The Corner

2016 vs. 2000

In the New York Times, two liberals argue that Democrats should be fighting Trump in the Electoral College because that’s what Republicans would be doing if their situations were reversed.

How can we be so certain? This is what happened in 2000. When Florida was still undecided after election night, the Republicans didn’t leave their fate in the hands of individuals or third-party candidates. No, they recruited former Secretary of State James A. Baker III to direct efforts on behalf of George W. Bush. They framed their project as protecting Mr. Bush’s victory rather than counting votes. They were clear, consistent and forceful, with the biggest names in Republican politics working the process. . . .

Fast forward to 2016, and the Democrats are doing nothing of the sort. Instead, they are leaving the fight to academics and local organizers who seem more horrified by a Trump presidency than Hillary Clinton, Barack Obama and the Democratic Party.

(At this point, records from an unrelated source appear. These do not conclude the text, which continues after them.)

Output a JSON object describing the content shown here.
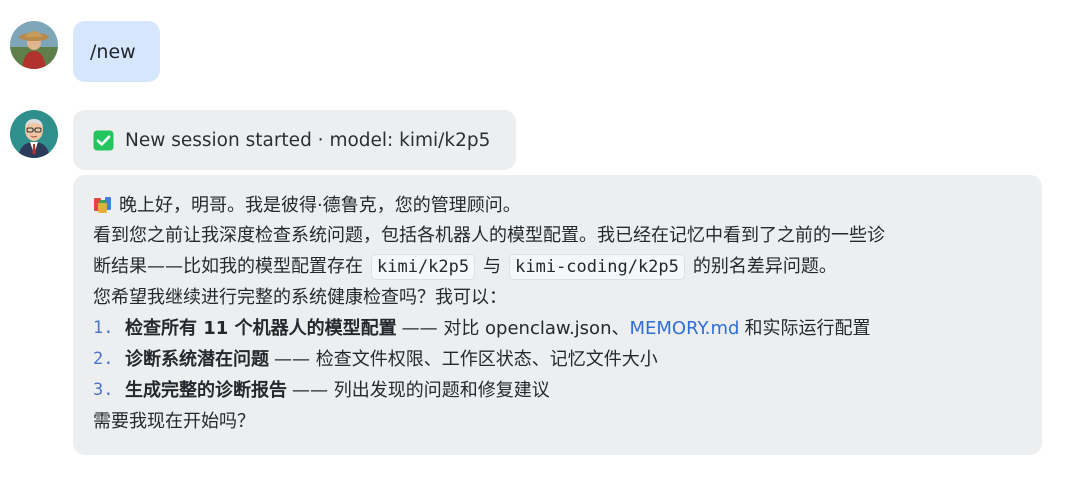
{
  "messages": {
    "user": {
      "text": "/new"
    },
    "system": {
      "text": "New session started · model: kimi/k2p5",
      "icon": "check-mark-button-icon",
      "icon_color": "#22c55e"
    },
    "assistant": {
      "greeting_icon": "books-icon",
      "greeting": "晚上好，明哥。我是彼得·德鲁克，您的管理顾问。",
      "para1_line1": "看到您之前让我深度检查系统问题，包括各机器人的模型配置。我已经在记忆中看到了之前的一些诊",
      "para1_line2_a": "断结果——比如我的模型配置存在",
      "code1": "kimi/k2p5",
      "para1_line2_b": "与",
      "code2": "kimi-coding/k2p5",
      "para1_line2_c": "的别名差异问题。",
      "para2": "您希望我继续进行完整的系统健康检查吗？我可以：",
      "list": [
        {
          "num": "1.",
          "bold": "检查所有 11 个机器人的模型配置",
          "rest_a": "—— 对比 openclaw.json、",
          "link": "MEMORY.md",
          "rest_b": "和实际运行配置"
        },
        {
          "num": "2.",
          "bold": "诊断系统潜在问题",
          "rest_a": "—— 检查文件权限、工作区状态、记忆文件大小"
        },
        {
          "num": "3.",
          "bold": "生成完整的诊断报告",
          "rest_a": "—— 列出发现的问题和修复建议"
        }
      ],
      "closing": "需要我现在开始吗？"
    }
  },
  "colors": {
    "user_bubble": "#d6e6fd",
    "assistant_bubble": "#edeef0",
    "link": "#2f6fd6",
    "list_number": "#4a74c9"
  }
}
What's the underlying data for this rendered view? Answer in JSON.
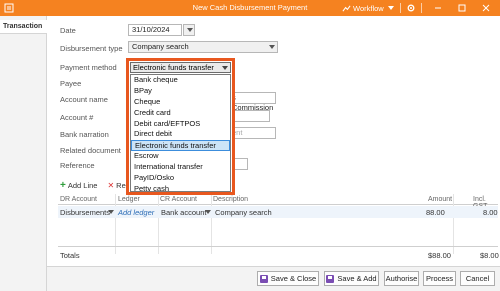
{
  "window": {
    "title": "New Cash Disbursement Payment",
    "workflow_label": "Workflow"
  },
  "tabs": {
    "transaction": "Transaction"
  },
  "form": {
    "date_label": "Date",
    "date_value": "31/10/2024",
    "disbursement_type_label": "Disbursement type",
    "disbursement_type_value": "Company search",
    "payment_method_label": "Payment method",
    "payee_label": "Payee",
    "account_name_label": "Account name",
    "account_name_value_partial": "s Commission",
    "account_number_label": "Account #",
    "bank_narration_label": "Bank narration",
    "bank_narration_placeholder_partial": "ent",
    "related_document_label": "Related document",
    "reference_label": "Reference"
  },
  "dropdown": {
    "selected": "Electronic funds transfer",
    "options": [
      "Bank cheque",
      "BPay",
      "Cheque",
      "Credit card",
      "Debit card/EFTPOS",
      "Direct debit",
      "Electronic funds transfer",
      "Escrow",
      "International transfer",
      "PayID/Osko",
      "Petty cash"
    ],
    "highlighted_index": 6
  },
  "toolbar": {
    "add_line": "Add Line",
    "remove_partial": "Re"
  },
  "grid": {
    "headers": {
      "dr_account": "DR Account",
      "ledger": "Ledger",
      "cr_account": "CR Account",
      "description": "Description",
      "amount": "Amount",
      "incl_gst": "Incl. GST"
    },
    "row": {
      "dr_account": "Disbursements",
      "ledger": "Add ledger",
      "cr_account": "Bank account",
      "description": "Company search",
      "amount": "88.00",
      "incl_gst": "8.00"
    }
  },
  "totals": {
    "label": "Totals",
    "amount": "$88.00",
    "gst": "$8.00"
  },
  "footer": {
    "save_close": "Save & Close",
    "save_add": "Save & Add",
    "authorise": "Authorise",
    "process": "Process",
    "cancel": "Cancel"
  },
  "colors": {
    "titlebar": "#f58220",
    "dropdown_border": "#e8571e",
    "highlight": "#cce4f7"
  }
}
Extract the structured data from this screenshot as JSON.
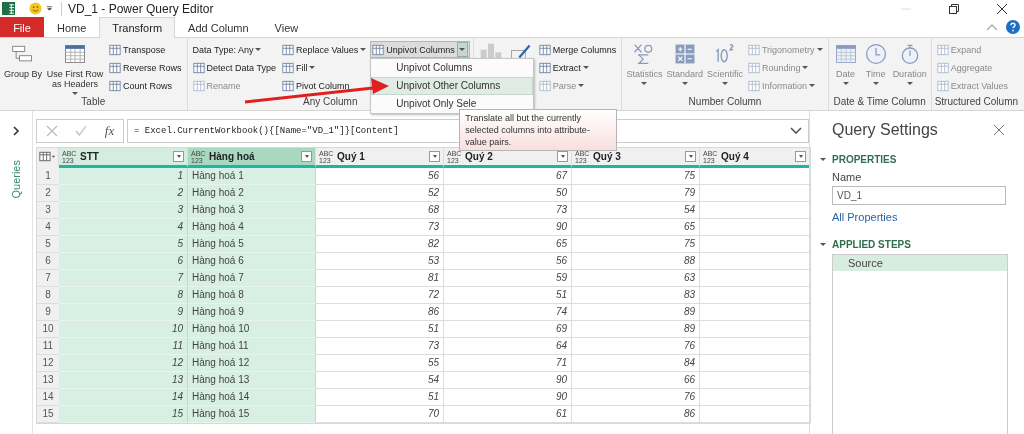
{
  "window": {
    "title": "VD_1 - Power Query Editor"
  },
  "tabs": [
    {
      "label": "File",
      "kind": "file",
      "selected": false
    },
    {
      "label": "Home",
      "kind": "tab",
      "selected": false
    },
    {
      "label": "Transform",
      "kind": "tab",
      "selected": true
    },
    {
      "label": "Add Column",
      "kind": "tab",
      "selected": false
    },
    {
      "label": "View",
      "kind": "tab",
      "selected": false
    }
  ],
  "ribbon": {
    "groups": [
      {
        "label": "Table",
        "items": [
          {
            "kind": "large",
            "label": "Group By",
            "disabled": false,
            "dropdown": false
          },
          {
            "kind": "large",
            "label": "Use First Row as Headers",
            "disabled": false,
            "dropdown": true
          },
          {
            "kind": "stack",
            "items": [
              {
                "label": "Transpose",
                "disabled": false,
                "dropdown": false
              },
              {
                "label": "Reverse Rows",
                "disabled": false,
                "dropdown": false
              },
              {
                "label": "Count Rows",
                "disabled": false,
                "dropdown": false
              }
            ]
          }
        ]
      },
      {
        "label": "Any Column",
        "items": [
          {
            "kind": "stack",
            "items": [
              {
                "label": "Data Type: Any",
                "disabled": false,
                "dropdown": true,
                "noicon": true
              },
              {
                "label": "Detect Data Type",
                "disabled": false,
                "dropdown": false
              },
              {
                "label": "Rename",
                "disabled": true,
                "dropdown": false
              }
            ]
          },
          {
            "kind": "stack",
            "items": [
              {
                "label": "Replace Values",
                "disabled": false,
                "dropdown": true
              },
              {
                "label": "Fill",
                "disabled": false,
                "dropdown": true
              },
              {
                "label": "Pivot Column",
                "disabled": false,
                "dropdown": false
              }
            ]
          },
          {
            "kind": "stack",
            "items": [
              {
                "label": "Unpivot Columns",
                "disabled": false,
                "dropdown": true,
                "open": true
              }
            ]
          }
        ]
      },
      {
        "items": [
          {
            "kind": "large"
          },
          {
            "kind": "large"
          },
          {
            "kind": "stack",
            "items": [
              {
                "label": "Merge Columns",
                "disabled": false,
                "dropdown": false
              },
              {
                "label": "Extract",
                "disabled": false,
                "dropdown": true
              },
              {
                "label": "Parse",
                "disabled": true,
                "dropdown": true
              }
            ]
          }
        ]
      },
      {
        "label": "Number Column",
        "items": [
          {
            "kind": "large",
            "label": "Statistics",
            "disabled": true,
            "dropdown": true
          },
          {
            "kind": "large",
            "label": "Standard",
            "disabled": true,
            "dropdown": true
          },
          {
            "kind": "large",
            "label": "Scientific",
            "disabled": true,
            "dropdown": true
          },
          {
            "kind": "stack",
            "items": [
              {
                "label": "Trigonometry",
                "disabled": true,
                "dropdown": true
              },
              {
                "label": "Rounding",
                "disabled": true,
                "dropdown": true
              },
              {
                "label": "Information",
                "disabled": true,
                "dropdown": true
              }
            ]
          }
        ]
      },
      {
        "label": "Date & Time Column",
        "items": [
          {
            "kind": "large",
            "label": "Date",
            "disabled": true,
            "dropdown": true
          },
          {
            "kind": "large",
            "label": "Time",
            "disabled": true,
            "dropdown": true
          },
          {
            "kind": "large",
            "label": "Duration",
            "disabled": true,
            "dropdown": true
          }
        ]
      },
      {
        "label": "Structured Column",
        "items": [
          {
            "kind": "stack",
            "items": [
              {
                "label": "Expand",
                "disabled": true,
                "dropdown": false
              },
              {
                "label": "Aggregate",
                "disabled": true,
                "dropdown": false
              },
              {
                "label": "Extract Values",
                "disabled": true,
                "dropdown": false
              }
            ]
          }
        ]
      }
    ]
  },
  "menu": {
    "items": [
      {
        "label": "Unpivot Columns",
        "selected": false
      },
      {
        "label": "Unpivot Other Columns",
        "selected": true
      },
      {
        "label": "Unpivot Only Sele",
        "selected": false
      }
    ]
  },
  "tooltip": "Translate all but the currently selected columns into attribute-value pairs.",
  "queries_pane": {
    "label": "Queries"
  },
  "formula_bar": {
    "fx": "fx",
    "formula": "= Excel.CurrentWorkbook(){[Name=\"VD_1\"]}[Content]"
  },
  "table": {
    "columns": [
      {
        "type": "ABC 123",
        "name": "STT",
        "kind": "number",
        "selected": true,
        "focused": false
      },
      {
        "type": "ABC 123",
        "name": "Hàng hoá",
        "kind": "text",
        "selected": true,
        "focused": true
      },
      {
        "type": "ABC 123",
        "name": "Quý 1",
        "kind": "number",
        "selected": false,
        "focused": false
      },
      {
        "type": "ABC 123",
        "name": "Quý 2",
        "kind": "number",
        "selected": false,
        "focused": false
      },
      {
        "type": "ABC 123",
        "name": "Quý 3",
        "kind": "number",
        "selected": false,
        "focused": false
      },
      {
        "type": "ABC 123",
        "name": "Quý 4",
        "kind": "number",
        "selected": false,
        "focused": false
      }
    ],
    "rows": [
      {
        "n": "1",
        "cells": [
          "1",
          "Hàng hoá 1",
          "56",
          "67",
          "75"
        ]
      },
      {
        "n": "2",
        "cells": [
          "2",
          "Hàng hoá 2",
          "52",
          "50",
          "79"
        ]
      },
      {
        "n": "3",
        "cells": [
          "3",
          "Hàng hoá 3",
          "68",
          "73",
          "54"
        ]
      },
      {
        "n": "4",
        "cells": [
          "4",
          "Hàng hoá 4",
          "73",
          "90",
          "65"
        ]
      },
      {
        "n": "5",
        "cells": [
          "5",
          "Hàng hoá 5",
          "82",
          "65",
          "75"
        ]
      },
      {
        "n": "6",
        "cells": [
          "6",
          "Hàng hoá 6",
          "53",
          "56",
          "88"
        ]
      },
      {
        "n": "7",
        "cells": [
          "7",
          "Hàng hoá 7",
          "81",
          "59",
          "63"
        ]
      },
      {
        "n": "8",
        "cells": [
          "8",
          "Hàng hoá 8",
          "72",
          "51",
          "83"
        ]
      },
      {
        "n": "9",
        "cells": [
          "9",
          "Hàng hoá 9",
          "86",
          "74",
          "89"
        ]
      },
      {
        "n": "10",
        "cells": [
          "10",
          "Hàng hoá 10",
          "51",
          "69",
          "89"
        ]
      },
      {
        "n": "11",
        "cells": [
          "11",
          "Hàng hoá 11",
          "73",
          "64",
          "76"
        ]
      },
      {
        "n": "12",
        "cells": [
          "12",
          "Hàng hoá 12",
          "55",
          "71",
          "84"
        ]
      },
      {
        "n": "13",
        "cells": [
          "13",
          "Hàng hoá 13",
          "54",
          "90",
          "66"
        ]
      },
      {
        "n": "14",
        "cells": [
          "14",
          "Hàng hoá 14",
          "51",
          "90",
          "76"
        ]
      },
      {
        "n": "15",
        "cells": [
          "15",
          "Hàng hoá 15",
          "70",
          "61",
          "86"
        ]
      }
    ]
  },
  "query_settings": {
    "title": "Query Settings",
    "properties": {
      "heading": "PROPERTIES",
      "expanded": true,
      "name_label": "Name",
      "name_value": "VD_1",
      "link": "All Properties"
    },
    "steps": {
      "heading": "APPLIED STEPS",
      "expanded": true,
      "items": [
        {
          "label": "Source",
          "selected": true
        }
      ]
    }
  }
}
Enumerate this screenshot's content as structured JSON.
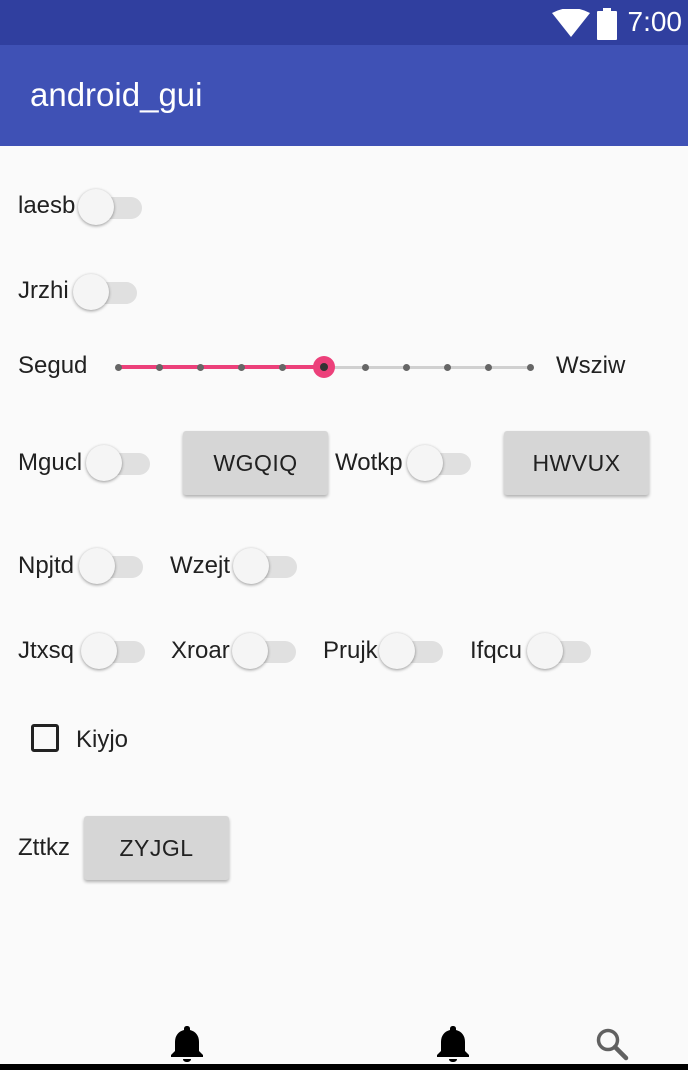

Both parties mobilized in 2000, not just the Republicans, and they did so because the vote margin was so incredibly small. In the end, Bush won by 537 votes in one state. To keep Trump from winning 270 electors, you’d have to erase a combined lead of more than 77,000 votes in three states. That’s a small number as a percentage of all voters nationally. But it’s still too large to be realistically overcome. If Clinton and Obama aren’t joining this kamikaze mission, it’s not because they’re sanguine about Trump. It’s because they understand the numbers and what they mean.

Ramesh Ponnuru is a senior editor for National Review, a columnist for Bloomberg Opinion, a visiting fellow at the American Enterprise Institute, and a senior fellow at the National Review Institute.